She remains unnamed even though credited for saving her city from devastation. Yet, preserved are the names of both the rebel who sheltered within its walls and the ruthless general who, like a rabid dog, pursued him there.
No sooner had Absalom’s revolt against King David been quashed, than Sheba, stirring swirling tribal unrest, raised his own rebellion. The king reacted by changing generals. He sent the word out: “And say to Amasa, ‘Are you not my bone and my flesh? God do so to me and more also, if you are not commander of my army from now on in place of Joab’” (2 Samuel 19:13 ESV).
What? Thrown under the chariot! He who had been the king’s general for decades! He who had never lost a battle! Never been disloyal to his king and uncle! Hadn’t he followed the king’s written order to send Bathsheba’s husband where he would be killed at Rabbah? Yeah, yeah, he did disobey the king’s order not to kill Absalom the other day. But that was for his own good. Uncle David was always weak when it came to his favorite son. Alive, Absalom would never be anything but a seething cauldron of disaster.
Conceiving a cruel strategy to take back command of the army, Joab disguised his rage and jealousy. First, he pretended to give his unwary cousin a welcome kiss. “But Amasa did not observe the sword that was in Joab’s hand. So Joab struck him with it in the stomach and spilled his entrails to the ground without striking a second blow, and he died. Then Joab and Abishai his brother pursued Sheba the son of Bichri” (2 Samuel 20:10 ESV).
“And all the men who were with Joab came and besieged him in Abel of Beth-maacah. They cast up a mound against the city, and it stood against the rampart, and they were battering the wall to throw it down” (2 Samuel 20:15 ESV).
From the other side of the wall, a lone woman summoned courage to parley with Joab. Upon hearing his terms, “Then the woman went to all the people in her wisdom. And they cut off the head of Sheba the son of Bichri and threw it out to Joab. So he blew the trumpet, and they dispersed from the city, every man to his home.
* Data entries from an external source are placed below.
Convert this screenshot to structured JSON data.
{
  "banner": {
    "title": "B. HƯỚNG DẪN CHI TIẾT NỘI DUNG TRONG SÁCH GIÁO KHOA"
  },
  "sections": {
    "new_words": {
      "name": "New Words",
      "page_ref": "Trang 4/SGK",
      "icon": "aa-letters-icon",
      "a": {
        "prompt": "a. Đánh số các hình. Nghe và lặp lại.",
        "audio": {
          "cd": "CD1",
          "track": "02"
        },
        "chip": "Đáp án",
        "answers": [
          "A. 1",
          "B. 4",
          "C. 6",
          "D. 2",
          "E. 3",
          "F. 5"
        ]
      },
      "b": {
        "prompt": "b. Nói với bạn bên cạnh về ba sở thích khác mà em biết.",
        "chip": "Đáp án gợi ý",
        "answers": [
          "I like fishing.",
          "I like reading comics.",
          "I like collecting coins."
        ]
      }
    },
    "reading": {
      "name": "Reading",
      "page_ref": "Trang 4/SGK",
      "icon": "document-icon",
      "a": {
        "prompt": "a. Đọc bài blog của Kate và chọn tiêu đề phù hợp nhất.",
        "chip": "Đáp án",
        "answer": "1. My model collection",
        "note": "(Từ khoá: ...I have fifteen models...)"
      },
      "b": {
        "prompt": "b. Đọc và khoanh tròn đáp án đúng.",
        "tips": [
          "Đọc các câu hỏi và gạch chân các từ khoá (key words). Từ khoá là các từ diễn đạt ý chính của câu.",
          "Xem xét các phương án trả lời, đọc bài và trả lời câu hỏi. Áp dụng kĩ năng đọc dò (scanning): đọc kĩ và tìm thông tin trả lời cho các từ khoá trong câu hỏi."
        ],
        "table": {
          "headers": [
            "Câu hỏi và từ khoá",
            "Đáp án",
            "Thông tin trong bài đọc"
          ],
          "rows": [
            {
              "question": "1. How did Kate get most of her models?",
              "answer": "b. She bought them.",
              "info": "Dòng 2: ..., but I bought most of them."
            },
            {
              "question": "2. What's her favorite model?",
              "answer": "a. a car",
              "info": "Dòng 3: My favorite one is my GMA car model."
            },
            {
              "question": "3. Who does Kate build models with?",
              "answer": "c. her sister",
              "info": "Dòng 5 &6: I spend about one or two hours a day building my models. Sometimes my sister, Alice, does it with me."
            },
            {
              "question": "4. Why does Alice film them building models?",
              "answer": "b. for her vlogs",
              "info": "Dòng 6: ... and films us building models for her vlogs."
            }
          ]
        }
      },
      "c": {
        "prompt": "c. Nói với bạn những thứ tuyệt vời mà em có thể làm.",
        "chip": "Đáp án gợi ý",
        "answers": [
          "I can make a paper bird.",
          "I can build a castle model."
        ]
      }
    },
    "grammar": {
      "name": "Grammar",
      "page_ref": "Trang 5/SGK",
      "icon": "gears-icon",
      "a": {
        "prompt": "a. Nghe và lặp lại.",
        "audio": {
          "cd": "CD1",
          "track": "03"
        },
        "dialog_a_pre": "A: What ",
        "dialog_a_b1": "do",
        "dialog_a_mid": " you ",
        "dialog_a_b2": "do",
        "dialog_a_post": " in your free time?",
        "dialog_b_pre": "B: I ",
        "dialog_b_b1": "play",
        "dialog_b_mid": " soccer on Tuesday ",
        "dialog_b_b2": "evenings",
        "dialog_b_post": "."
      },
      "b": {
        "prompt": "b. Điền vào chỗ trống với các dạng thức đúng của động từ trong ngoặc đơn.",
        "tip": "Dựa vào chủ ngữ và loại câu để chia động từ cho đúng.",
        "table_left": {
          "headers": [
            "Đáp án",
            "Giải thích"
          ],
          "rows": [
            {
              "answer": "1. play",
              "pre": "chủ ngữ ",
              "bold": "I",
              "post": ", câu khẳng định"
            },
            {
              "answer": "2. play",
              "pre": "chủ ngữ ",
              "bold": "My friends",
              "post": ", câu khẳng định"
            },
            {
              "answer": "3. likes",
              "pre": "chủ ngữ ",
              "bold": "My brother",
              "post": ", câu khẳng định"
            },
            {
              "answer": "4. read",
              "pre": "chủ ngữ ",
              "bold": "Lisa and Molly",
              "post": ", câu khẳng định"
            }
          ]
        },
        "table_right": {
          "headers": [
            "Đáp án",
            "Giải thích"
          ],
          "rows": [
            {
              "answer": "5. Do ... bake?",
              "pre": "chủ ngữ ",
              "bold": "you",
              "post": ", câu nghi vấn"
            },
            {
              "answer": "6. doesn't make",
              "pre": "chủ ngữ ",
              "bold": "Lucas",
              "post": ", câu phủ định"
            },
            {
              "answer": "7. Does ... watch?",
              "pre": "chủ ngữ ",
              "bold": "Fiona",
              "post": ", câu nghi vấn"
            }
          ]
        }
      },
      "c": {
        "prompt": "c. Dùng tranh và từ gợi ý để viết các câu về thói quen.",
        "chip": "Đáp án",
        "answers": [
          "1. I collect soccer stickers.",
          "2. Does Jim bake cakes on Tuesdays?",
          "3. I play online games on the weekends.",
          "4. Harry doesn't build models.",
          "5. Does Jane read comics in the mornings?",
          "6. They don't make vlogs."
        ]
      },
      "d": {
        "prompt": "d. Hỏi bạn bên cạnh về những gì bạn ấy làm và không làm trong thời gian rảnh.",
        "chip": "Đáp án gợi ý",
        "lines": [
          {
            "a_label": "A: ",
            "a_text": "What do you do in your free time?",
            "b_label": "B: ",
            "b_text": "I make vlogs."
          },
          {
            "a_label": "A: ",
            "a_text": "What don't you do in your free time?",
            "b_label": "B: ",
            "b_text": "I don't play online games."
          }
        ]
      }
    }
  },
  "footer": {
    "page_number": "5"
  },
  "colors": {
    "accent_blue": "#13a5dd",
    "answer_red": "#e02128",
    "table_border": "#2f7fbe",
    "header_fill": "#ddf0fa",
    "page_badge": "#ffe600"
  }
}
And Joab returned to Jerusalem to the king” (2 Samuel 20:22 ESV).
Woman or not, you may be forever unnamed; but that does not mean you have not made a difference. Several years ago, I was transferring bags of groceries from a shopping cart to my car when I saw a man briskly walking toward the store. As he was about to pass me, I said, “Cheer up. It will get better.”
The man abruptly stopped and stepped closer. As I looked up into the face of a stranger towering head and shoulders above me, he demanded, “What did you say?”
“Cheer up. It will get better.”
He stood stiff and still so long that I became creepy scared of what might happen next. Finally, he spoke. “You’ll never know what that means to me.”
To this day I do not know his name, nor does he know mine.